Research output: Contribution to conference - Without ISBN/ISSN Conference paper

Publication date6/02/2022
<mark>Original language</mark>English
EventInternational Conference on Film Studies: Identity and Otherness in Film - London Centre for Interdisciplinary Research, London, United Kingdom
Duration: 5/02/20226/02/2022


ConferenceInternational Conference on Film Studies
Country/TerritoryUnited Kingdom


This paper challenges the notion that anime is a monolithic mode of cinema by analysing the career and work of the often overlooked screenwriter and director Mari Okada.
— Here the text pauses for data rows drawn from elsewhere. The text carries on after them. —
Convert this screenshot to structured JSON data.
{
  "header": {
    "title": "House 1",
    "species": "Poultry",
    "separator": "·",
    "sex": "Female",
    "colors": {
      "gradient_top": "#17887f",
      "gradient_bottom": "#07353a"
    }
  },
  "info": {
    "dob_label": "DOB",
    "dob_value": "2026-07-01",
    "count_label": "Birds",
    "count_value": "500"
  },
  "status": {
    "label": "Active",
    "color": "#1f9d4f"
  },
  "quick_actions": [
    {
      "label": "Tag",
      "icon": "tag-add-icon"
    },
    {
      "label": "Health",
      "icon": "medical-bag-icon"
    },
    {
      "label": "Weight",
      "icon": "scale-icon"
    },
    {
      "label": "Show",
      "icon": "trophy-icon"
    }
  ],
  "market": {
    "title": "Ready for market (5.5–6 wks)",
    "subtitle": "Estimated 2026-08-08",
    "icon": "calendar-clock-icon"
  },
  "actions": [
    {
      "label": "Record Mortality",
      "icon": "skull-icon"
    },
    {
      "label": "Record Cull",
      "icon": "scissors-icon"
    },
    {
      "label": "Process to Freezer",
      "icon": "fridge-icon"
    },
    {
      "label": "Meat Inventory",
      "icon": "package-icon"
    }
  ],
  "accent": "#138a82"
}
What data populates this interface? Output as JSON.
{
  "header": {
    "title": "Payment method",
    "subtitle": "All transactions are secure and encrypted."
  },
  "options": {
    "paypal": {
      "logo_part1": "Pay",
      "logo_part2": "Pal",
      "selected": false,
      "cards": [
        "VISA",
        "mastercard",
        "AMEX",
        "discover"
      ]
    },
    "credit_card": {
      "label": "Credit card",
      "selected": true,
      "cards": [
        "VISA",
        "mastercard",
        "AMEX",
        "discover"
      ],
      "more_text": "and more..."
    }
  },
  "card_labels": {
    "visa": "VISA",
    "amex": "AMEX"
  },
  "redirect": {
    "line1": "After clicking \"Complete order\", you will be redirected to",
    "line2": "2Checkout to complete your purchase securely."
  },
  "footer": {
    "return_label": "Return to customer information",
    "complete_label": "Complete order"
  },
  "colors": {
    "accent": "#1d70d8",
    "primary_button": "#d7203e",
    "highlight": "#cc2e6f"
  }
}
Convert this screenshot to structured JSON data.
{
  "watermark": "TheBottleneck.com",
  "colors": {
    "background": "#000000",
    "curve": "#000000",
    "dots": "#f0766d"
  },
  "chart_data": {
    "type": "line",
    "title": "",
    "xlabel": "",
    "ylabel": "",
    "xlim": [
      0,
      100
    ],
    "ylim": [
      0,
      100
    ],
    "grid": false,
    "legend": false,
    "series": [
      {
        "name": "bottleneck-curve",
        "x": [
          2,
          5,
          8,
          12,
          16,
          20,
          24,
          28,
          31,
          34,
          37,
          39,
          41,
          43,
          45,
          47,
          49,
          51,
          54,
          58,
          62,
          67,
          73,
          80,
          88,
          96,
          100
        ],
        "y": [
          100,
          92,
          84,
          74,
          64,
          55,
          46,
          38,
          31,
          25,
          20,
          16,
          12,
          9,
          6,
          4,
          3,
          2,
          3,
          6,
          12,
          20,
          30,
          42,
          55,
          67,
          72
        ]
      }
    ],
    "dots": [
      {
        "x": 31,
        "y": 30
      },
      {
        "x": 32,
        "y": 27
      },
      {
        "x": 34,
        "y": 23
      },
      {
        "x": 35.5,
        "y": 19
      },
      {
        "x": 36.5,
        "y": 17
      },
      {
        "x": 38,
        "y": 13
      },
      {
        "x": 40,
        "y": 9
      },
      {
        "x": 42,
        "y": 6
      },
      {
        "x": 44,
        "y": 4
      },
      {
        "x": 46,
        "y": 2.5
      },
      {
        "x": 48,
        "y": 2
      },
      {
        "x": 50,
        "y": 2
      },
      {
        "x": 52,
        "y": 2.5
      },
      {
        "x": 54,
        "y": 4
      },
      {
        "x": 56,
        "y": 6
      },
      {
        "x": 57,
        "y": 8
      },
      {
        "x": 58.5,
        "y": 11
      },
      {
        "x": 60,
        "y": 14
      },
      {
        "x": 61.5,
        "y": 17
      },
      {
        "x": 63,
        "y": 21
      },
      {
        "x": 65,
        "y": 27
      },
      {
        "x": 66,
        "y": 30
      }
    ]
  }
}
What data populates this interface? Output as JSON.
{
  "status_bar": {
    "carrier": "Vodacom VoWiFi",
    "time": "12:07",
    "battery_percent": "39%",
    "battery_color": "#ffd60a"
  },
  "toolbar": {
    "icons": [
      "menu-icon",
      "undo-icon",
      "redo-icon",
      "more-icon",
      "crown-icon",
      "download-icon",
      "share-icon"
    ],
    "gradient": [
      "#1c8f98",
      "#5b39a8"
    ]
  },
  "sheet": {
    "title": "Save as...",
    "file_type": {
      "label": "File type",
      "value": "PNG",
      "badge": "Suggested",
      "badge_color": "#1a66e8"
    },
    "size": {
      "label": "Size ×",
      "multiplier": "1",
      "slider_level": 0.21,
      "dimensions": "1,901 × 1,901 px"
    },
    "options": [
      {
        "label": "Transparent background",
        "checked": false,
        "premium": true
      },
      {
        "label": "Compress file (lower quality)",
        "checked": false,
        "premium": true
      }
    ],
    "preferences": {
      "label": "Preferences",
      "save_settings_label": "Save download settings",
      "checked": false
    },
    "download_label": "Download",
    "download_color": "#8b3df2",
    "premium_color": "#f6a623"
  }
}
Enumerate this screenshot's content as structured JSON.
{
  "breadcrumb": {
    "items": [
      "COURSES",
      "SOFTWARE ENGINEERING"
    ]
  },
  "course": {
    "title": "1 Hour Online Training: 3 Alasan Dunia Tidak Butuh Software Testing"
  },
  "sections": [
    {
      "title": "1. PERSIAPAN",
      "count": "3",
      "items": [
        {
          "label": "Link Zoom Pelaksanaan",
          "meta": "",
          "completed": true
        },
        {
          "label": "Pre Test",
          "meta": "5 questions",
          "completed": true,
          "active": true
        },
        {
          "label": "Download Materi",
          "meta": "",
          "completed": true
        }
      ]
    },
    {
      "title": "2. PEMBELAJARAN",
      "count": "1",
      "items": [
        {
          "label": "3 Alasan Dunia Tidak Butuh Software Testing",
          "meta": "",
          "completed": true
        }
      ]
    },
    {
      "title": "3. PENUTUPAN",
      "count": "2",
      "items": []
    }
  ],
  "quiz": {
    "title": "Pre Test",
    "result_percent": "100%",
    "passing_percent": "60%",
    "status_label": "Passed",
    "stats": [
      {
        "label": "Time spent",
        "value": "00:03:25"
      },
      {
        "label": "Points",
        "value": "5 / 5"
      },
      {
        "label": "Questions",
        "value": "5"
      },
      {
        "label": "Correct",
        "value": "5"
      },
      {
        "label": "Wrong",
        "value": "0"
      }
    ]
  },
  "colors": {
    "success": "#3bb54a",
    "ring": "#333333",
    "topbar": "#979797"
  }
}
The paper begins by looking at her status as an ‘other’ in Japanese society as a female hikikomori (someone who withdraws entirely from society), before moving onto her early ‘low culture’ work writing pornography scenarios and television episodes. From these beginnings, she has become one of anime’s exceedingly few female ‘auteur’ figures. My primary case study, her feature directorial debut Maquia: When the Promised Flower Blooms, demonstrates both a commitment to depicting the experiences of young women through a personal lens, and the use of Europe as an otherworldly setting from a Japanese perspective. The latter is a common trope in anime that further twists the notion of what the ‘other’ means from different perspectives, especially in the context of Orientalism, and gives another layer of ‘otherness’ to Okada’s work. By investigating Okada’s career and interrogating what it means to be an anime ‘auteur’, this paper seeks to deconstruct both the prototypical figure of the auteur filmmaker as a white Western man who begins in a ‘high’ cultural context, and the treatment of anime as a monolithic mode with few acknowledged individual creators.